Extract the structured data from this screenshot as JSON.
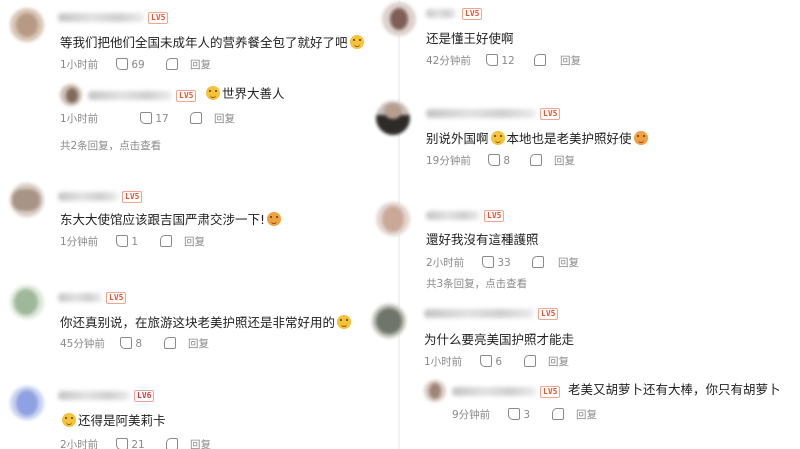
{
  "left": {
    "comments": [
      {
        "level": "LV5",
        "text_before": "等我们把他们全国未成年人的营养餐全包了就好了吧",
        "emoji": "smile-cat-emoji",
        "time": "1小时前",
        "likes": "69",
        "reply_label": "回复"
      },
      {
        "level": "LV5",
        "text_before": "东大大使馆应该跟吉国严肃交涉一下!",
        "emoji": "surprised-emoji",
        "time": "1分钟前",
        "likes": "1",
        "reply_label": "回复"
      },
      {
        "level": "LV5",
        "text_before": "你还真别说，在旅游这块老美护照还是非常好用的",
        "emoji": "smile-cat-emoji",
        "time": "45分钟前",
        "likes": "8",
        "reply_label": "回复"
      },
      {
        "level": "LV6",
        "text_before": "还得是阿美莉卡",
        "emoji": "smile-cat-emoji",
        "time": "2小时前",
        "likes": "21",
        "reply_label": "回复"
      }
    ],
    "reply": {
      "level": "LV5",
      "text": "世界大善人",
      "time": "1小时前",
      "likes": "17",
      "reply_label": "回复"
    },
    "more_replies": "共2条回复，点击查看"
  },
  "right": {
    "comments": [
      {
        "level": "LV5",
        "text_before": "还是懂王好使啊",
        "time": "42分钟前",
        "likes": "12",
        "reply_label": "回复"
      },
      {
        "level": "LV5",
        "text_before": "别说外国啊",
        "text_after": "本地也是老美护照好使",
        "time": "19分钟前",
        "likes": "8",
        "reply_label": "回复"
      },
      {
        "level": "LV5",
        "text_before": "還好我沒有這種護照",
        "time": "2小时前",
        "likes": "33",
        "reply_label": "回复"
      },
      {
        "level": "LV5",
        "text_before": "为什么要亮美国护照才能走",
        "time": "1小时前",
        "likes": "6",
        "reply_label": "回复"
      }
    ],
    "more_replies": "共3条回复，点击查看",
    "reply": {
      "level": "LV5",
      "text": "老美又胡萝卜还有大棒，你只有胡萝卜",
      "time": "9分钟前",
      "likes": "3",
      "reply_label": "回复"
    }
  }
}
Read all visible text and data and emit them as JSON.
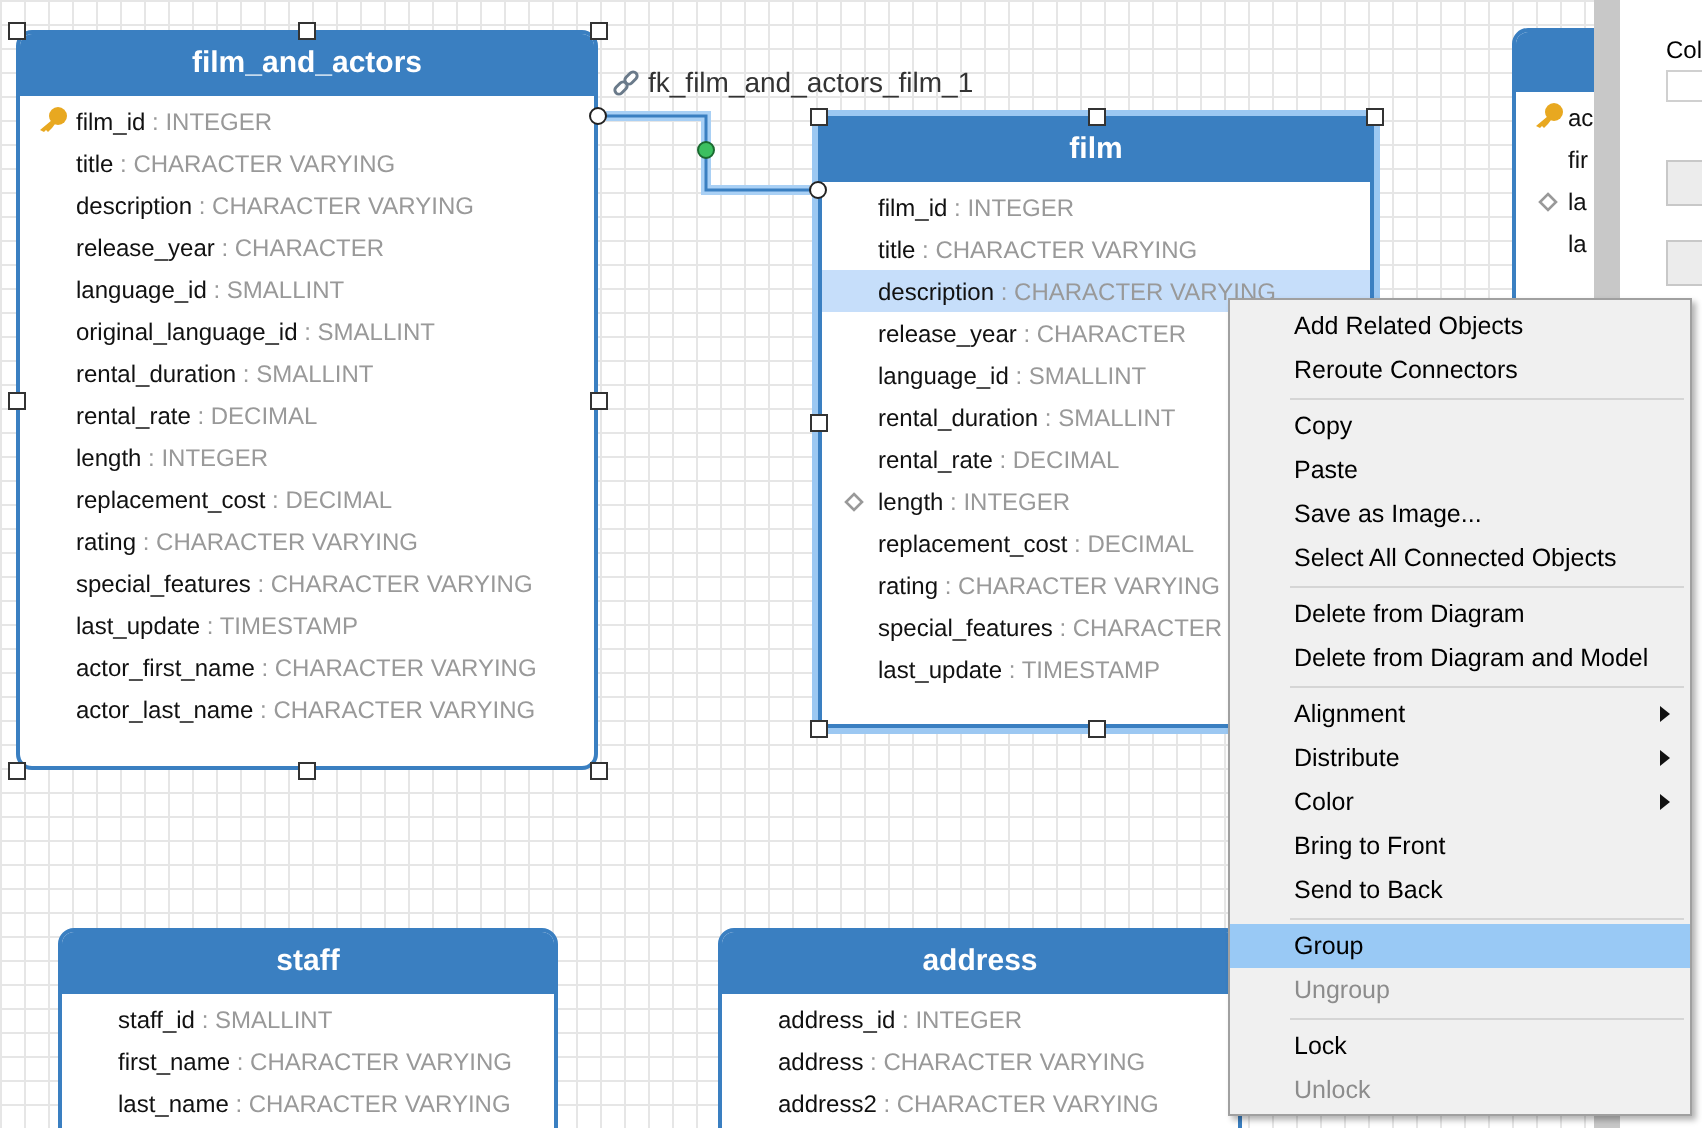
{
  "tables": [
    {
      "name": "film_and_actors",
      "selected": true,
      "focused": false,
      "columns": [
        {
          "name": "film_id",
          "type": ": INTEGER",
          "kind": "key",
          "selected": false
        },
        {
          "name": "title",
          "type": ": CHARACTER VARYING",
          "kind": "plain",
          "selected": false
        },
        {
          "name": "description",
          "type": ": CHARACTER VARYING",
          "kind": "plain",
          "selected": false
        },
        {
          "name": "release_year",
          "type": ": CHARACTER",
          "kind": "plain",
          "selected": false
        },
        {
          "name": "language_id",
          "type": ": SMALLINT",
          "kind": "plain",
          "selected": false
        },
        {
          "name": "original_language_id",
          "type": ": SMALLINT",
          "kind": "plain",
          "selected": false
        },
        {
          "name": "rental_duration",
          "type": ": SMALLINT",
          "kind": "plain",
          "selected": false
        },
        {
          "name": "rental_rate",
          "type": ": DECIMAL",
          "kind": "plain",
          "selected": false
        },
        {
          "name": "length",
          "type": ": INTEGER",
          "kind": "plain",
          "selected": false
        },
        {
          "name": "replacement_cost",
          "type": ": DECIMAL",
          "kind": "plain",
          "selected": false
        },
        {
          "name": "rating",
          "type": ": CHARACTER VARYING",
          "kind": "plain",
          "selected": false
        },
        {
          "name": "special_features",
          "type": ": CHARACTER VARYING",
          "kind": "plain",
          "selected": false
        },
        {
          "name": "last_update",
          "type": ": TIMESTAMP",
          "kind": "plain",
          "selected": false
        },
        {
          "name": "actor_first_name",
          "type": ": CHARACTER VARYING",
          "kind": "plain",
          "selected": false
        },
        {
          "name": "actor_last_name",
          "type": ": CHARACTER VARYING",
          "kind": "plain",
          "selected": false
        }
      ]
    },
    {
      "name": "film",
      "selected": true,
      "focused": true,
      "columns": [
        {
          "name": "film_id",
          "type": ": INTEGER",
          "kind": "plain",
          "selected": false
        },
        {
          "name": "title",
          "type": ": CHARACTER VARYING",
          "kind": "plain",
          "selected": false
        },
        {
          "name": "description",
          "type": ": CHARACTER VARYING",
          "kind": "plain",
          "selected": true
        },
        {
          "name": "release_year",
          "type": ": CHARACTER",
          "kind": "plain",
          "selected": false
        },
        {
          "name": "language_id",
          "type": ": SMALLINT",
          "kind": "plain",
          "selected": false
        },
        {
          "name": "rental_duration",
          "type": ": SMALLINT",
          "kind": "plain",
          "selected": false
        },
        {
          "name": "rental_rate",
          "type": ": DECIMAL",
          "kind": "plain",
          "selected": false
        },
        {
          "name": "length",
          "type": ": INTEGER",
          "kind": "diamond",
          "selected": false
        },
        {
          "name": "replacement_cost",
          "type": ": DECIMAL",
          "kind": "plain",
          "selected": false
        },
        {
          "name": "rating",
          "type": ": CHARACTER VARYING",
          "kind": "plain",
          "selected": false
        },
        {
          "name": "special_features",
          "type": ": CHARACTER",
          "kind": "plain",
          "selected": false
        },
        {
          "name": "last_update",
          "type": ": TIMESTAMP",
          "kind": "plain",
          "selected": false
        }
      ]
    },
    {
      "name": "staff",
      "selected": false,
      "focused": false,
      "columns": [
        {
          "name": "staff_id",
          "type": ": SMALLINT",
          "kind": "plain",
          "selected": false
        },
        {
          "name": "first_name",
          "type": ": CHARACTER VARYING",
          "kind": "plain",
          "selected": false
        },
        {
          "name": "last_name",
          "type": ": CHARACTER VARYING",
          "kind": "plain",
          "selected": false
        }
      ]
    },
    {
      "name": "address",
      "selected": false,
      "focused": false,
      "columns": [
        {
          "name": "address_id",
          "type": ": INTEGER",
          "kind": "plain",
          "selected": false
        },
        {
          "name": "address",
          "type": ": CHARACTER VARYING",
          "kind": "plain",
          "selected": false
        },
        {
          "name": "address2",
          "type": ": CHARACTER VARYING",
          "kind": "plain",
          "selected": false
        }
      ]
    },
    {
      "selected": false,
      "focused": false,
      "columns": [
        {
          "name": "ac",
          "kind": "key",
          "selected": false
        },
        {
          "name": "fir",
          "kind": "plain",
          "selected": false
        },
        {
          "name": "la",
          "kind": "diamond",
          "selected": false
        },
        {
          "name": "la",
          "kind": "plain",
          "selected": false
        }
      ]
    }
  ],
  "connector": {
    "label": "fk_film_and_actors_film_1"
  },
  "context_menu": [
    {
      "kind": "item",
      "label": "Add Related Objects",
      "disabled": false,
      "selected": false,
      "submenu": false
    },
    {
      "kind": "item",
      "label": "Reroute Connectors",
      "disabled": false,
      "selected": false,
      "submenu": false
    },
    {
      "kind": "separator"
    },
    {
      "kind": "item",
      "label": "Copy",
      "disabled": false,
      "selected": false,
      "submenu": false
    },
    {
      "kind": "item",
      "label": "Paste",
      "disabled": false,
      "selected": false,
      "submenu": false
    },
    {
      "kind": "item",
      "label": "Save as Image...",
      "disabled": false,
      "selected": false,
      "submenu": false
    },
    {
      "kind": "item",
      "label": "Select All Connected Objects",
      "disabled": false,
      "selected": false,
      "submenu": false
    },
    {
      "kind": "separator"
    },
    {
      "kind": "item",
      "label": "Delete from Diagram",
      "disabled": false,
      "selected": false,
      "submenu": false
    },
    {
      "kind": "item",
      "label": "Delete from Diagram and Model",
      "disabled": false,
      "selected": false,
      "submenu": false
    },
    {
      "kind": "separator"
    },
    {
      "kind": "item",
      "label": "Alignment",
      "disabled": false,
      "selected": false,
      "submenu": true
    },
    {
      "kind": "item",
      "label": "Distribute",
      "disabled": false,
      "selected": false,
      "submenu": true
    },
    {
      "kind": "item",
      "label": "Color",
      "disabled": false,
      "selected": false,
      "submenu": true
    },
    {
      "kind": "item",
      "label": "Bring to Front",
      "disabled": false,
      "selected": false,
      "submenu": false
    },
    {
      "kind": "item",
      "label": "Send to Back",
      "disabled": false,
      "selected": false,
      "submenu": false
    },
    {
      "kind": "separator"
    },
    {
      "kind": "item",
      "label": "Group",
      "disabled": false,
      "selected": true,
      "submenu": false
    },
    {
      "kind": "item",
      "label": "Ungroup",
      "disabled": true,
      "selected": false,
      "submenu": false
    },
    {
      "kind": "separator"
    },
    {
      "kind": "item",
      "label": "Lock",
      "disabled": false,
      "selected": false,
      "submenu": false
    },
    {
      "kind": "item",
      "label": "Unlock",
      "disabled": true,
      "selected": false,
      "submenu": false
    }
  ],
  "side_panel": {
    "label": "Col"
  }
}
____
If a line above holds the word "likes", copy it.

        "likes": "69",
        "likes": "1",
        "likes": "8",
        "likes": "21",
      "likes": "17",
        "likes": "12",
        "likes": "8",
        "likes": "33",
        "likes": "6",
      "likes": "3",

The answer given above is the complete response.